|Making pasta, 1980.|
Tonight I didn't do anything special, and if you really want to know about it, I had pasta with some very plain tomato sauce. My son was perfectly happy with this, and almost finished his rather large bowl. Though that might have been because it was racchette pasta, which look like little tennis racquets. I was actually perfectly happy with it, too. It's one of the more comforting dishes I could list. Pasta with tomato sauce and a little bit of cheese sprinkled on top is something I ate two, maybe three, times a week growing up. On Sunday morning, my dad would start cooking the sauce. There was meat to be browned, wine to deglaze, herbs to disperse, and onions and carrots to chop finely.

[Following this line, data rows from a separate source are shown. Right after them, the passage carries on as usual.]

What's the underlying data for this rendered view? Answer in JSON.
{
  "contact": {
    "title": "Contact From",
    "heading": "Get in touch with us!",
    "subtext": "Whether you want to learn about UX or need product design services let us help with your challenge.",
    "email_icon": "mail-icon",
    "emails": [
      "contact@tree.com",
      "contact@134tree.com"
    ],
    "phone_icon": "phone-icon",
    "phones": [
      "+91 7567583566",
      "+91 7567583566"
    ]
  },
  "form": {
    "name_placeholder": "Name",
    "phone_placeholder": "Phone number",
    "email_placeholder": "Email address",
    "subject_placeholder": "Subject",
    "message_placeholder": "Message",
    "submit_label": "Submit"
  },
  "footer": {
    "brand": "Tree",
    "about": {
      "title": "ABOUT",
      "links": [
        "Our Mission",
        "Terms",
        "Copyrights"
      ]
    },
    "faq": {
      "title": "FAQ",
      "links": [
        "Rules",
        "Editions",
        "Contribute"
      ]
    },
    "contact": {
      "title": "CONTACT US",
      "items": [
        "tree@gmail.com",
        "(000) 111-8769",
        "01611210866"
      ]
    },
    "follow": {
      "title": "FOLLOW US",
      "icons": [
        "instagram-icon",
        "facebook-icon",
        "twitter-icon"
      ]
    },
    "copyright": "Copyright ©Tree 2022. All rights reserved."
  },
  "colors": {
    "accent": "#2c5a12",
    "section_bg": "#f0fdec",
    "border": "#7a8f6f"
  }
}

(And no, we did not call it gravy. I never heard people calling tomato sauce "gravy" until I saw the Sopranos. Seriously. We also didn't call it "marinara." And we certainly didn't call it ragu, because you know, it wasn't ragu. I totally remember those stupid Ragu tomato sauce commercials though.)
Every once in a while we would have meat sauce, which was always exciting. If that happened, fresh pasta most assuredly was made, and it was usually ravioli or tortelli. It was a long day of cooking, and generally dad did all of it, as my mother cooked during the week. It was a ritual, passed down from his childhood, and I will admit, we kids pretty much resented it. We were always busy playing with friends, and no one could understand why you needed to be home at noon, to eat a huge meal at 1 p.m. For TWO HOURS. And you sat at the table until my dad finished his espresso. Who did that? Do you see my expression in the photo above? I always enjoyed being a cook's assistant, and even though I like to think that I was an eager assistant, I probably wasn't always.
Of course, it's now one of my fond memories.
I still like to make large pots of sauce. And I love to make pasta when I have an abundance of eggs, but right now the chickens are molting, and that means no eggs. We don't have a Sunday meal, either. I do make sure that we all sit down and eat together, though, which doesn't sound like much, but I do think it means something. It makes me realize how hard keeping a tradition is, if you don't have every one committed to it, or someone disciplining it. It also makes me think about how I didn't seem to care about losing this and other traditions, until now, older, I realize they kept us together in a way.